Union Square & Co., 9781454936220, 224pp.
Publication Date: April 7, 2020
About the Author
Hubble Telescope user Dr. Jim Bell is a professor in the School of Earth and Space Exploration at Arizona State University, an adjunct professor in astronomy at Cornell University, and a visiting scientist at NASA's Jet Propulsion Laboratory. He has been heavily involved in many NASA robotic space exploration missions, including the Near Earth Asteroid Rendezvous (NEAR), Mars Pathfinder, Mars Rovers (Spirit, Opportunity, Curiosity, and Mars 2020), Mars Odyssey Orbiter, Mars Reconnaissance Orbiter, Lunar Reconnaissance Orbiter, and the Psyche asteroid orbiter. Bell is the president of the Planetary Society, and received the 2011 Carl Sagan Medal from the American Astronomical Society.
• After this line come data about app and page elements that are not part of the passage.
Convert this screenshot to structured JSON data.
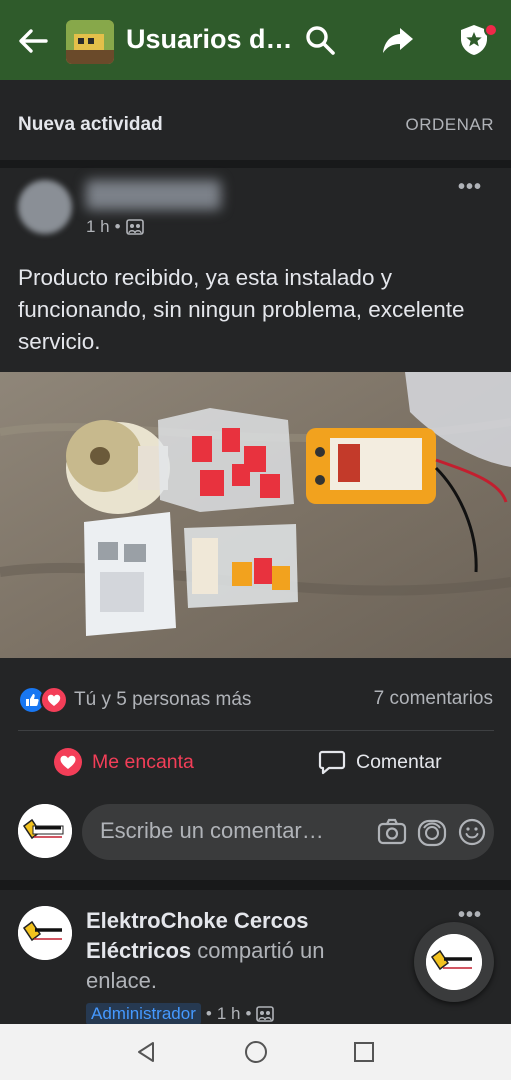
{
  "header": {
    "title": "Usuarios d…",
    "bg_color": "#2f5b2b"
  },
  "sort": {
    "title": "Nueva actividad",
    "button": "ORDENAR"
  },
  "post": {
    "time": "1 h",
    "text": "Producto recibido, ya esta instalado y funcionando, sin ningun problema, excelente servicio.",
    "reactions_text": "Tú y 5 personas más",
    "comments_count": "7 comentarios",
    "love_label": "Me encanta",
    "comment_label": "Comentar",
    "comment_placeholder": "Escribe un comentar…"
  },
  "post2": {
    "page_name": "ElektroChoke Cercos Eléctricos",
    "action": " compartió un enlace.",
    "admin_badge": "Administrador",
    "time": "1 h"
  },
  "colors": {
    "love": "#f33e58",
    "like": "#1877f2",
    "admin": "#4599ff"
  }
}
He has appeared on The Today Show, CNN, PBS, Discover, National Geographic, and History Channel.